***** SOURCE DATA
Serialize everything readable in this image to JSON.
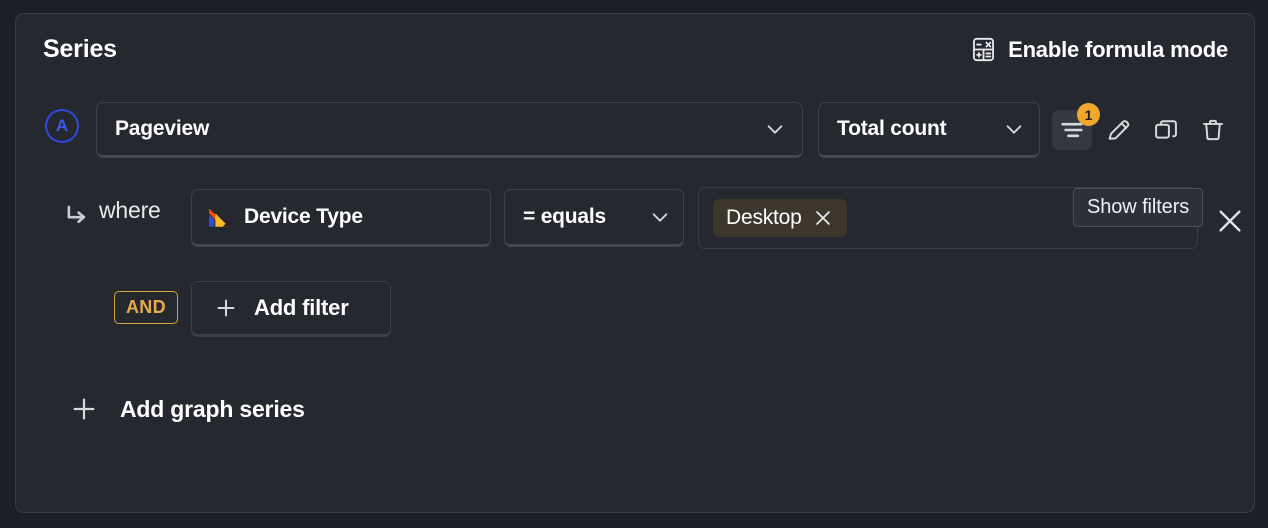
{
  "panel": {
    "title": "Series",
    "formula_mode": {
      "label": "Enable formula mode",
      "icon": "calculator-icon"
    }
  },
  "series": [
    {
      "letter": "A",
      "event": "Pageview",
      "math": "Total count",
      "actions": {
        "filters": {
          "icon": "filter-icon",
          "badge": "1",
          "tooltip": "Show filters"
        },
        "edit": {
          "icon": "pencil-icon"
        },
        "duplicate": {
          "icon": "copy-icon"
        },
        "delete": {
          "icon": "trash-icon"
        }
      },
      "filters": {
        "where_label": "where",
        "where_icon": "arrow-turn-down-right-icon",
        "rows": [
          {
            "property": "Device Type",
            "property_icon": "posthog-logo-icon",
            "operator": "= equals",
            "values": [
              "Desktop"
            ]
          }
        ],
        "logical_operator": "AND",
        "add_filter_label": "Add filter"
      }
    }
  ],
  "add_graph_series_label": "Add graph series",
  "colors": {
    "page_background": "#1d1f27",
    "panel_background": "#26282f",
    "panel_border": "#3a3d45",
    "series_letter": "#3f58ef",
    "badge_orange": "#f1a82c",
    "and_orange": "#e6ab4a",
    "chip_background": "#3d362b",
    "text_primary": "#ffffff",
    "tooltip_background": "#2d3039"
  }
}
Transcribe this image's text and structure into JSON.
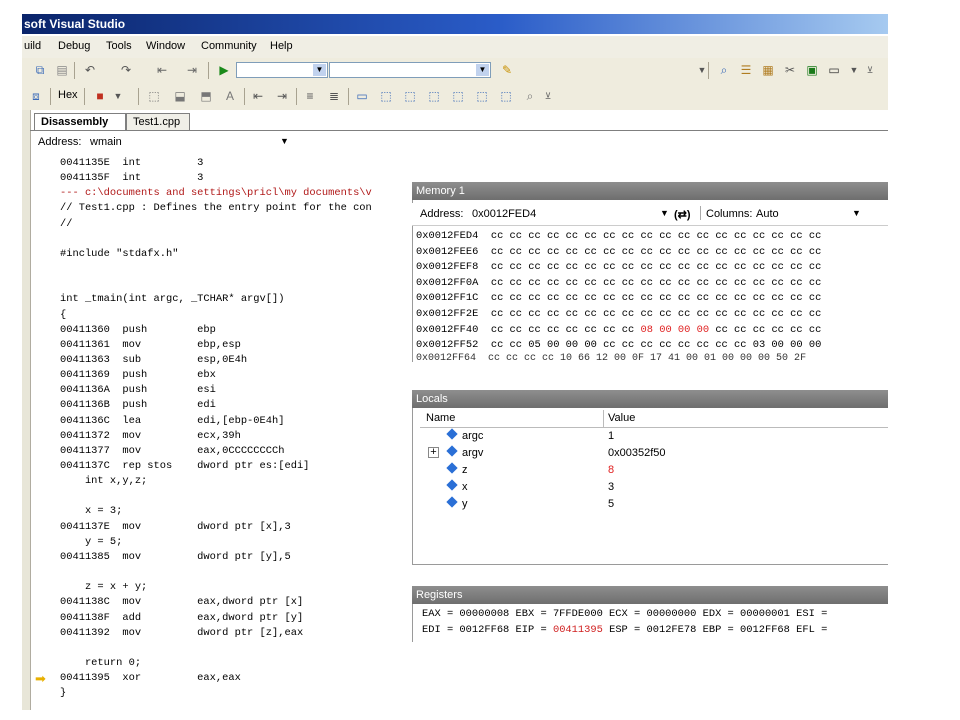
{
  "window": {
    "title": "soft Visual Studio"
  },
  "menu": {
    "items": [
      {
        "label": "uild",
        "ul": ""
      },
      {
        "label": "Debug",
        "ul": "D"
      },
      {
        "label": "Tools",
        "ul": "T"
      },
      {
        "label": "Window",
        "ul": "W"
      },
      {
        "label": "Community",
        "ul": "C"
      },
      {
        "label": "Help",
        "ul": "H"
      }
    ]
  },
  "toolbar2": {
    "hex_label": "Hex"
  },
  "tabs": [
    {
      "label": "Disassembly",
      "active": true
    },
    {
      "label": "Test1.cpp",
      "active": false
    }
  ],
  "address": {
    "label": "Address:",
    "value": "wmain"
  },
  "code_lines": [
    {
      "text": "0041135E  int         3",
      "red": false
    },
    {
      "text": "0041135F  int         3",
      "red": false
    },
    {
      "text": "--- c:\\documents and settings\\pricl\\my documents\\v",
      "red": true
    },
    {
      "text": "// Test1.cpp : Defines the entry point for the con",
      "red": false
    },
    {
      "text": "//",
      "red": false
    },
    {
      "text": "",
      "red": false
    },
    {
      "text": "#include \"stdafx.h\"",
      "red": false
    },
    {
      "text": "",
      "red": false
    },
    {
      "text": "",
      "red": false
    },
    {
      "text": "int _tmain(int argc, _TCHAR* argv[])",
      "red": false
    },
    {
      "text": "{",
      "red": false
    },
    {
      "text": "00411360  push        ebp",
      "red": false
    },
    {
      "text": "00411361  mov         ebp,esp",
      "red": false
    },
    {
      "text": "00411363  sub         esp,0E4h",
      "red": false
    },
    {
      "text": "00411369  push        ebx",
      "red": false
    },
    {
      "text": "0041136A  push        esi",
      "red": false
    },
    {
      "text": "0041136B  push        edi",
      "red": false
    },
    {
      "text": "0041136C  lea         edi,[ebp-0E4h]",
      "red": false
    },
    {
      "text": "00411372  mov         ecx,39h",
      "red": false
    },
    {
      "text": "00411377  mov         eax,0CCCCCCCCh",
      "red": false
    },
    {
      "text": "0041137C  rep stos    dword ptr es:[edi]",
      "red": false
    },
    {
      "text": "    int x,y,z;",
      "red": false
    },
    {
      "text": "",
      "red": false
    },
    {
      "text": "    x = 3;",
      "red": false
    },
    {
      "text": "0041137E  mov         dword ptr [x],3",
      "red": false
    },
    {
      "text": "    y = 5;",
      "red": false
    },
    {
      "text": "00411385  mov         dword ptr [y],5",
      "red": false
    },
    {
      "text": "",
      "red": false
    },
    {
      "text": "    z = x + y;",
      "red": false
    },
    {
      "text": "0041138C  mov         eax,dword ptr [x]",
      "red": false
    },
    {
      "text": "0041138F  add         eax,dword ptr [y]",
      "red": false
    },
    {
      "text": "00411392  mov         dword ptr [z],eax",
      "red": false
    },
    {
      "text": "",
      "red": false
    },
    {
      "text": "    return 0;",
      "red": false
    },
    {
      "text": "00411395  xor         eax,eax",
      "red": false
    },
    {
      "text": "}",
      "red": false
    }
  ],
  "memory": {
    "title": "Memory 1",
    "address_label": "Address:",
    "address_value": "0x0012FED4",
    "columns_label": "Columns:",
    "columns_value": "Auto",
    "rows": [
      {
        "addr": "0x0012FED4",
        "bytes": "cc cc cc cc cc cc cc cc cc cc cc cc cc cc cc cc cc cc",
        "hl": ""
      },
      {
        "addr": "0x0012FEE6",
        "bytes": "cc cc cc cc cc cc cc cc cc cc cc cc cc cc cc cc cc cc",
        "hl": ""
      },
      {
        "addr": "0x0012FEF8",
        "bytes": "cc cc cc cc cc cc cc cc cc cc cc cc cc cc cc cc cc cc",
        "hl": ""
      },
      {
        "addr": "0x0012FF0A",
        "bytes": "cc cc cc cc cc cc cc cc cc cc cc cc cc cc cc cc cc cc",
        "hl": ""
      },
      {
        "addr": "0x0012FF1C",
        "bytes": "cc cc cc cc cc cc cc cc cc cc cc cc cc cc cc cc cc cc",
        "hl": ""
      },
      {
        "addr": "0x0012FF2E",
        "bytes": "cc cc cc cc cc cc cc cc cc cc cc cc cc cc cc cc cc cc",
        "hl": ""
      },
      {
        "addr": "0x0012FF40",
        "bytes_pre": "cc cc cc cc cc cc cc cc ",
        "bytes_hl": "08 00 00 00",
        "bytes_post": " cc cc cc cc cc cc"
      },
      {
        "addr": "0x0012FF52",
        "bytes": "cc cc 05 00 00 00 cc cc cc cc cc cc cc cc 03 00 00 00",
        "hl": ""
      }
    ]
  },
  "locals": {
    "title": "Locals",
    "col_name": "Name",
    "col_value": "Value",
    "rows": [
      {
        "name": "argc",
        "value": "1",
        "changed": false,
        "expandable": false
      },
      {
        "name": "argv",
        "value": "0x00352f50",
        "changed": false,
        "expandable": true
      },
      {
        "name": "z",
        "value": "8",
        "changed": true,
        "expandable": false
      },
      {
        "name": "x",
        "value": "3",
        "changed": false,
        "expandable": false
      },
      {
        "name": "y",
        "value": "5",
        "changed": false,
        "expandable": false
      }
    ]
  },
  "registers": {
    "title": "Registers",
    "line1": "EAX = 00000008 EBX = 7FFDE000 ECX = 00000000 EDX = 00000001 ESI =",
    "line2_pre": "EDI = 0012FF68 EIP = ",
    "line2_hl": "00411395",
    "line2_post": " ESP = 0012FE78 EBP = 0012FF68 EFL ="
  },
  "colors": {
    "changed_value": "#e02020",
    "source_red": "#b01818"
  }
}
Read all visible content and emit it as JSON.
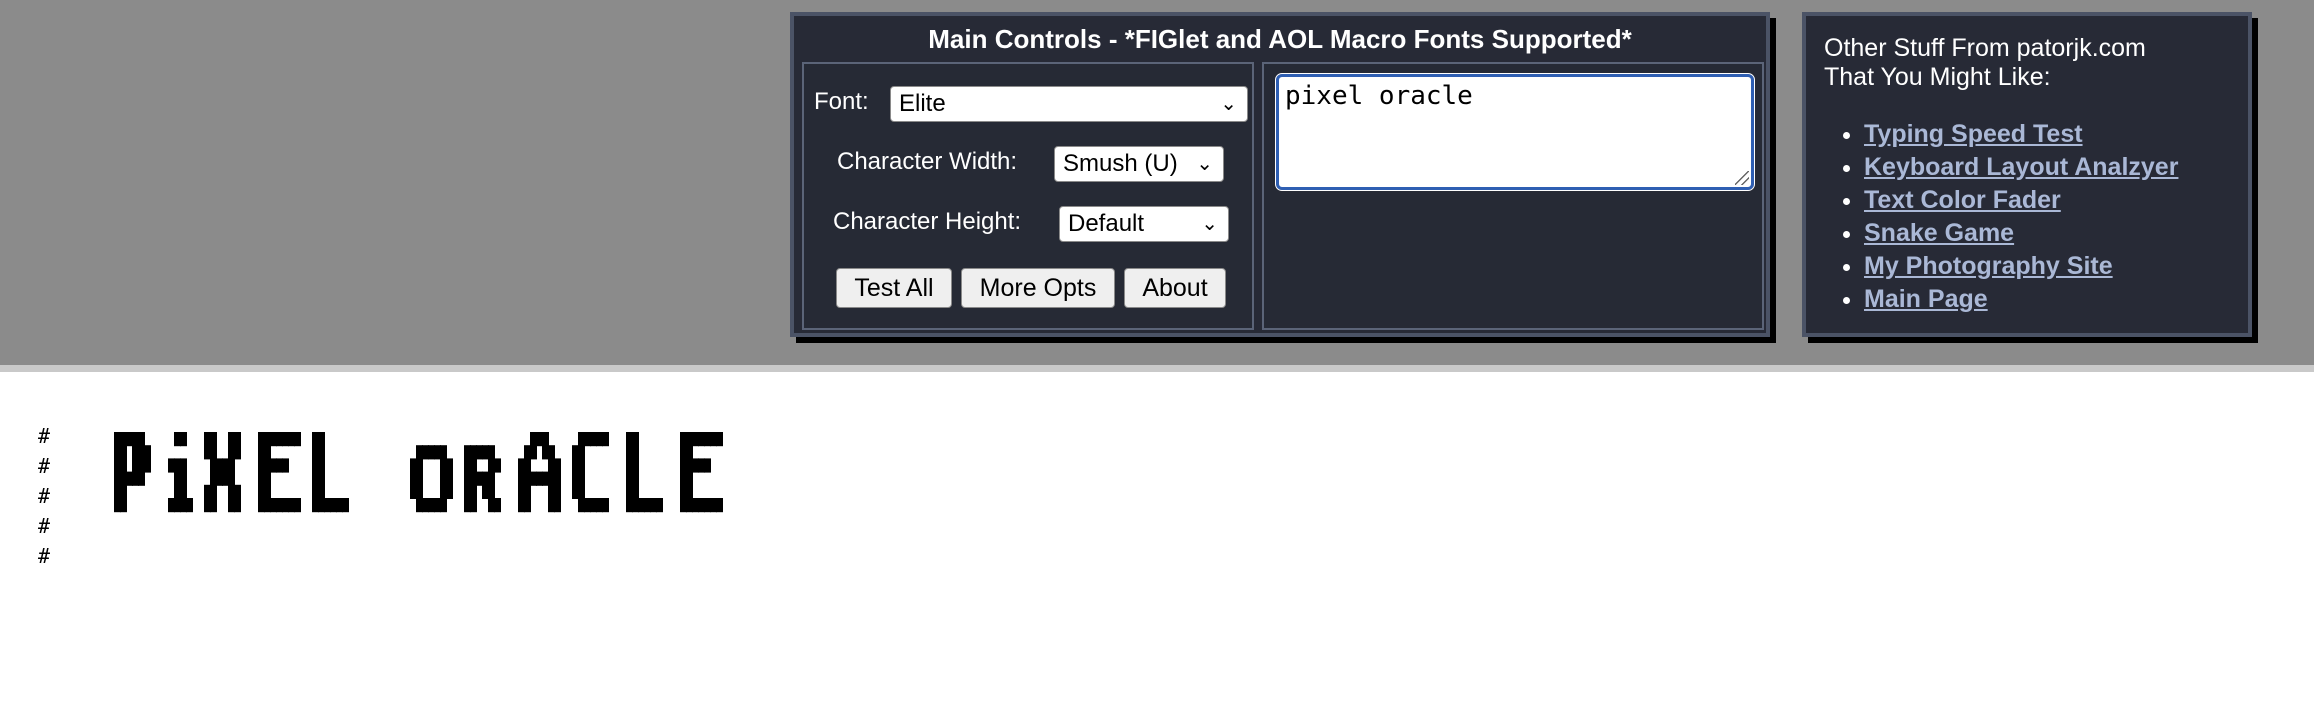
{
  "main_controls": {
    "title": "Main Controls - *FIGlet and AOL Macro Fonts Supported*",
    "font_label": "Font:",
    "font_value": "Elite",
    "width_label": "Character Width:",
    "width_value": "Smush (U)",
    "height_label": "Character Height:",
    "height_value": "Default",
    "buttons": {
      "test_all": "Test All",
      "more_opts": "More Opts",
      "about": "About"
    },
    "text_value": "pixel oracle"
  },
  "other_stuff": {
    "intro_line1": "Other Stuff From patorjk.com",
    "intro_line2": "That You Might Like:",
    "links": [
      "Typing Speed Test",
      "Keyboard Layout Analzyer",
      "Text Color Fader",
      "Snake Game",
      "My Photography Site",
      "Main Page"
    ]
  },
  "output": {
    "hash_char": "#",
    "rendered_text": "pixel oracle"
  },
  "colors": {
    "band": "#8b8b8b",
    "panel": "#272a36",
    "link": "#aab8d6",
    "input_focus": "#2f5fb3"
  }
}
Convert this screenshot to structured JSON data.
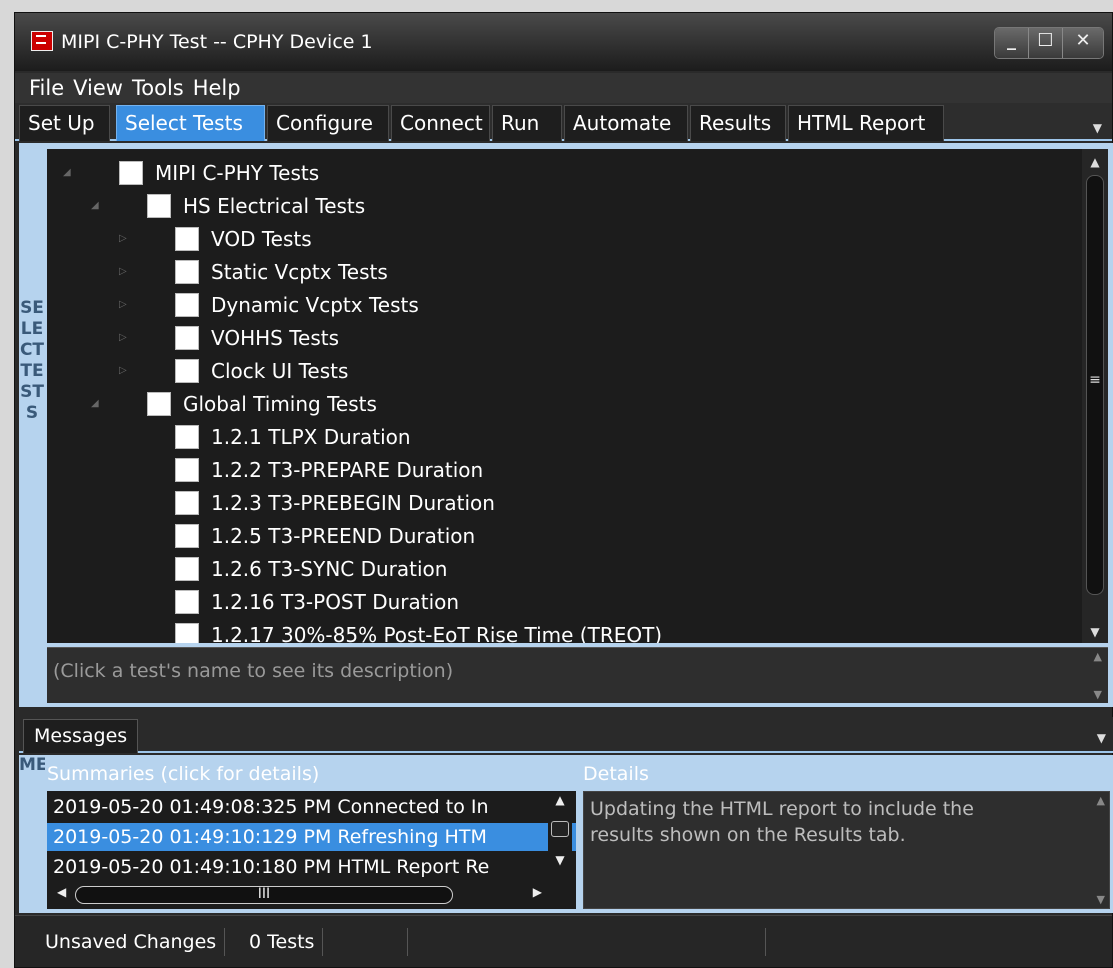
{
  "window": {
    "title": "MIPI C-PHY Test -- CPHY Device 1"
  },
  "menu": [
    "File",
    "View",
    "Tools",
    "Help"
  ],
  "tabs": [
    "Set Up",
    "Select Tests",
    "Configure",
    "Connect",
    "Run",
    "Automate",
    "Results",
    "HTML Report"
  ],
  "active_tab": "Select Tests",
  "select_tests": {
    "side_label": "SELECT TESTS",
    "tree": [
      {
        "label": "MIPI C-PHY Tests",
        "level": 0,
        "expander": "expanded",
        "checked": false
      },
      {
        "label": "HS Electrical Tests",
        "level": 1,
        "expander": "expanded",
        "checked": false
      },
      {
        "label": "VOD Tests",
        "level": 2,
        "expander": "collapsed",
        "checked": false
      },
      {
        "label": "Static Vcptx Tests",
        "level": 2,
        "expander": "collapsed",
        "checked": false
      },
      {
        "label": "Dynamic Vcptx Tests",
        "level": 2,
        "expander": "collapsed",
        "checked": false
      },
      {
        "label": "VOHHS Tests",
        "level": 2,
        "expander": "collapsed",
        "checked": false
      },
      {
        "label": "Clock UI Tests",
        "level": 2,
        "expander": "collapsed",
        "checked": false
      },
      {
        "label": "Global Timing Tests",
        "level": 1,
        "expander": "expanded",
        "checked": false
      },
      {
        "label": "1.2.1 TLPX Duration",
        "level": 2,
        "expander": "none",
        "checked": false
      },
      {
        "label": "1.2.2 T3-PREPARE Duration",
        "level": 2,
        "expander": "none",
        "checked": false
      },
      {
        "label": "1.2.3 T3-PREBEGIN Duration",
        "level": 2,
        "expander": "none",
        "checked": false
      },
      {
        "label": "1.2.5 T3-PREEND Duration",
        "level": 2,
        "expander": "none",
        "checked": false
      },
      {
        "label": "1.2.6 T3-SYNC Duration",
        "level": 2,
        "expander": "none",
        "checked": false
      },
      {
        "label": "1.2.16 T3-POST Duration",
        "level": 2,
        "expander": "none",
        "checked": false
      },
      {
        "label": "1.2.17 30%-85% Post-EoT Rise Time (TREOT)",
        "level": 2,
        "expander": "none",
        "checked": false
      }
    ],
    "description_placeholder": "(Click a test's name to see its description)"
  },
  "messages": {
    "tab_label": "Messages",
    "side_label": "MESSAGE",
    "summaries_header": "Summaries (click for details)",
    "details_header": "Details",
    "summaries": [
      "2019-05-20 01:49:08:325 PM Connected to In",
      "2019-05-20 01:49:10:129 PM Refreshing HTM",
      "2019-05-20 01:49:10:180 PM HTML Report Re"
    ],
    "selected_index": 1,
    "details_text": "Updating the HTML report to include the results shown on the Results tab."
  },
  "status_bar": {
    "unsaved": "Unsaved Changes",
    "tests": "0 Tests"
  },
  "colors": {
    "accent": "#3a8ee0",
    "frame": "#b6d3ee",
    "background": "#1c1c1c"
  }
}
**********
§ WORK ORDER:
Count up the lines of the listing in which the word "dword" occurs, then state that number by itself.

§ TASK ANSWER:
6